Employers in the tourism industry often employ seasonal employees during peak times. Though the BC Employment Standards Act (the “Act”) does not, for the most part, distinguish between seasonal and permanent employees, there are some important exceptions. Further, even when the Act applies equally to seasonal and other employees, the nature of seasonal employment, often during busy periods, may lead some employers to inadvertently overlook their legal obligations to such employees.
The key difference between seasonal and other employees as provided for in the Act is the employer’s obligations upon termination of employment. Section 63 of the Act sets out the amount of notice (or wages in lieu thereof) which employers are liable to provide upon termination of employment without cause.
However, Section 63 does not apply to some seasonal employees in specific circumstances. As outlined in Section 63 of the Act, employers are not required to provide termination notice (or wages in lieu thereof) to seasonal employees who:
- are employed for a definite term and are aware of the exact date of termination at the time they commence employment;
- are hired for specific work to be completed within a 12-month period and know at the time they are hired that their employment will end when the project is complete or by a specific date; or
- are covered by a collective agreement that specifically provides employment terms for seasonal employees.
Employers are obligated to provide termination notice (or wages in lieu thereof) under Section 63 of the Act to seasonal employees where none of these three circumstances apply. The obligations of Section 63 also apply where the employer hires an employee for the completion of specific work but then terminates that employment before the work is completed.
Also note that if the period of seasonal employment is not subject to a definite term but will terminate instead on the basis of weather or other unpredictable conditions, then the employer will be obligated to provide termination notice (or wages in lieu thereof) under Section 63 of the Act once it becomes evident that the period of employment will come to an end. Most periods of seasonal employment are between 3 and 12 months, in which case the notice obligation under Section 63 is only 1 week. As such, even when the end of a season is fairly unpredictable at the outset, it is usually not difficult to provide one week’s working notice when the season’s end is near.
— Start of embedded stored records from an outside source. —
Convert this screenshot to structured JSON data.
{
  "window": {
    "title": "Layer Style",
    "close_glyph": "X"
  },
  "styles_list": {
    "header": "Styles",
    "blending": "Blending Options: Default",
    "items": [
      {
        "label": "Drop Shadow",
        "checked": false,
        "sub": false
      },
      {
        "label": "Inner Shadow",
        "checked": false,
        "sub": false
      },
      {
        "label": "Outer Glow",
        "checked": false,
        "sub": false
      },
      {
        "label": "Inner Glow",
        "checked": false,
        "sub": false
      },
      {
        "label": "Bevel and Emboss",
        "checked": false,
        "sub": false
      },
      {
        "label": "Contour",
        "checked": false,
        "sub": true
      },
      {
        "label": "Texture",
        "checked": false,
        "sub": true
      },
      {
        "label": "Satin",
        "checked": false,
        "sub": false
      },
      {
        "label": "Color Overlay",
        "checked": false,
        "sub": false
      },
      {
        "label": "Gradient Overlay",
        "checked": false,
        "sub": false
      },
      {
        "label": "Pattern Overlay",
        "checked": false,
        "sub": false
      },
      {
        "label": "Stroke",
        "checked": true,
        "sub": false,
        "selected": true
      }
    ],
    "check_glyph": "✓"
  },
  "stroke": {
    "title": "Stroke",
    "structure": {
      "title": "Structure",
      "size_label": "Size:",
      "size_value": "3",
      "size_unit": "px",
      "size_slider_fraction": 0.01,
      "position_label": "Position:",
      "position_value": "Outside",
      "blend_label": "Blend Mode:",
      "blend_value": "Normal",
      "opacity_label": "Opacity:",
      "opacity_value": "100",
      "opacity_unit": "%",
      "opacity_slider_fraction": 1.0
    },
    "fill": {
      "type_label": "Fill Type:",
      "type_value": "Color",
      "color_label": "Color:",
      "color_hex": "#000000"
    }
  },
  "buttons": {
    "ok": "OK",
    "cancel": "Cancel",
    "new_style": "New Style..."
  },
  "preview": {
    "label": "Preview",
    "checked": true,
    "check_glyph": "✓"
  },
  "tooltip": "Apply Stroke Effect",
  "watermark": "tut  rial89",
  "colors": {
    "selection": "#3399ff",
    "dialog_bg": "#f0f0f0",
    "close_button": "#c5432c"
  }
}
Section 64 of the Act, which sets out requirements for employers upon group terminations, generally does not apply to groups of employees laid off or terminated as a result of the normal seasonal reduction, suspension or closure of a business or operation.
Regarding overtime pay, employers generally have the same obligations to seasonal employees as they do to longer-term employees. This is important to note as peak seasons may result in employees working long and sometimes unpredicted hours. Briefly, the Act provides for daily overtime to be paid at time-and-a-half after eight hours worked in a day and double-time after 12 hours worked in a day. Also note that some specific groups of seasonal workers (e.g. live-in camp leaders) may be subject to different rules regarding hours of work, overtime requirements, and minimum wages as set out in the Employment Standards Regulation.
There is generally no obligation to rehire a seasonal employee in subsequent seasons, provided the initial employment relationship has been clearly terminated. This may happen expressly, by way of an explicit termination of employment or by the expiration of the specified period of employment. Alternatively, the employment relationship may come to an end following a layoff of more than 13 weeks in any 20 week period (where a “week of layoff” means a week in which an employee earns less than 50% of the employee’s regular weekly wages, averaged over a period of 8 weeks). However, employers should make it clear to seasonal employees that there should be no expectation of continued or renewed employment in subsequent seasons. Ambiguity in this respect could lead to a claim that the employment relationship was unbroken and/or there was a reasonable expectation and corresponding obligation of subsequent re-employment.
Finally, employers should be aware that the Human Rights Code and Workers’ Compensation Act apply to seasonal employees; there is no special exemption for such employees. For example, while there may be no general obligation to rehire seasonal employees, employers may be subject to complaints of discrimination under the Human Rights Code if there is evidence that a decision to not rehire a seasonal employee was based in whole or in part on a protected ground (such as disability or race).